The Thanksgiving roundtable, full of hot plates and hot-button issues
Thursday, November 25, 2010; 12:00 AM
Celebrants of the sagging table of Thanksgiving, let us wish.
Grasp that forked wishbone tight (toward the top is best for leverage) - and while hoping that the knobby knuckly part breaks off on your end, you may wish for economic salvation, or the renewal of "Covert Affairs," or for the office vending machine to start stocking Diet Dr Pepper.
Or you may hold tight, yank and wish with all your goodly might that you retain grace and self-possession when your semi-estranged uncle turns to the rest of the table and says, in a pleasant, quizzical tone: "Well, why doesn't the president just show everyone his birth certificate?"
Wish long and hard when your sister's weird roommate says casually, "I don't see why I couldn't marry my toaster."
Wish deep when you hear a sentence begin with "Those people," because that sentence never goes anywhere good, no matter if those people are gay, or immigrants, or Republicans, or the contingent that genuinely thought Bristol Palin was a fine dancer.
Once a year for the holidays you come back to your place of origin or, as a plus-one, to someone else's place of origin, where they get the stuffing recipe all wrong.
Today, the country feels redder and bluer than ever. The hot-button issues are the size of hot plates.
"I'm flooded" with complaints from beleaguered family members, says Judith Martin, better known to the world as Miss Manners. "They always say they don't want to see their family, that they'd rather be with friends. But I hear from their friends, and they don't want them there, either."
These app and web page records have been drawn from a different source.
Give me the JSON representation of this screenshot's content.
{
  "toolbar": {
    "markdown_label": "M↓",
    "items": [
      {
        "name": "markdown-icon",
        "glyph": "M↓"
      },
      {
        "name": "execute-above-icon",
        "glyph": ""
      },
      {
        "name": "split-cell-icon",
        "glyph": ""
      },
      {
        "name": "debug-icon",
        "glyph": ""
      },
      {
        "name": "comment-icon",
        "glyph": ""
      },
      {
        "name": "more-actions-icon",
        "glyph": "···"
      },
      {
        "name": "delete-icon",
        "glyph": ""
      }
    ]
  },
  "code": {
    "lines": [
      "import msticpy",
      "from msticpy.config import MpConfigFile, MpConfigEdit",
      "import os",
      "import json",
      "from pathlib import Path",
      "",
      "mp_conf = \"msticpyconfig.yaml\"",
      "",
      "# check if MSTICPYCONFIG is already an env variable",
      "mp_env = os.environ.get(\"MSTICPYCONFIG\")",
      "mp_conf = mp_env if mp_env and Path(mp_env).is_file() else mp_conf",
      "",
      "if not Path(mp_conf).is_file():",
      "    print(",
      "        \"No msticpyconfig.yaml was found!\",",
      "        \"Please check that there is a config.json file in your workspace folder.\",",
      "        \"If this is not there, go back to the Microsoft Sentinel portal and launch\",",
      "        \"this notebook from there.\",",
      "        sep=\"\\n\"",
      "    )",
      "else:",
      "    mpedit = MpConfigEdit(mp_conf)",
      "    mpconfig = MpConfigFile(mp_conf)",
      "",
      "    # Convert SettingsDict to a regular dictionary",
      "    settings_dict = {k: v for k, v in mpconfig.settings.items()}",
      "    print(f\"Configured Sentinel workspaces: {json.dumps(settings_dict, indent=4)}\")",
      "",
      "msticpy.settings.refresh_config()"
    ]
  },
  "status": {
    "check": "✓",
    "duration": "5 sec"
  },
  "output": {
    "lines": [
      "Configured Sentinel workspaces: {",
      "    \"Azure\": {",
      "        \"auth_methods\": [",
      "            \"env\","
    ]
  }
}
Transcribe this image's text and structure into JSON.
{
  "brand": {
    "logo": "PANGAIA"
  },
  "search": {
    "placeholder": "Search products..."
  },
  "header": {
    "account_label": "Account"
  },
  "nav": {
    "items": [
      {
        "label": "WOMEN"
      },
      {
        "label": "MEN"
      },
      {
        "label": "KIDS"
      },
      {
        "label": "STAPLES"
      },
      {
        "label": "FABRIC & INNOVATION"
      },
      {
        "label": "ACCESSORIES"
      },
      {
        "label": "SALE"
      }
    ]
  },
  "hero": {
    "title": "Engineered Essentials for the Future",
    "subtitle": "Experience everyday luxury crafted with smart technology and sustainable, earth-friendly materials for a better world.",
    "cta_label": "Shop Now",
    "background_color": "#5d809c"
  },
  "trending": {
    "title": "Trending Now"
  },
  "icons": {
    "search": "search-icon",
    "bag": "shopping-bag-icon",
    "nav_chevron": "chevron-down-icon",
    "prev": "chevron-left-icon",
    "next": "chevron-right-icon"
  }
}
Still you come back, navigating the feeling of being the Other or accepting the Other. You gird your plate with marshmallow yams, smile at the other guy at the buffet - the new neighbor your mother invited because he was alone - and listen benignly when he says, "I would have voted to legalize marijuana, but I'm waiting for the legislation that also legalizes crack."
The defining moment of Thanksgiving is the one where you must decide whether to break bread with this guy or throw it at his head.
Meghan McCain, the sassy blogger, gay rights supporter and daughter of John, recently told the Christian Science Monitor that certain issues would be taken off the menu on Thursday. "I'm going home for Thanksgiving tomorrow," she said. "When we sit around Thanksgiving dinner, I'm not going to be talking about 'don't ask, don't tell.' "
It's all not asking and not telling at Thanksgiving, balancing how much you love your principles with how much you love the people at that table.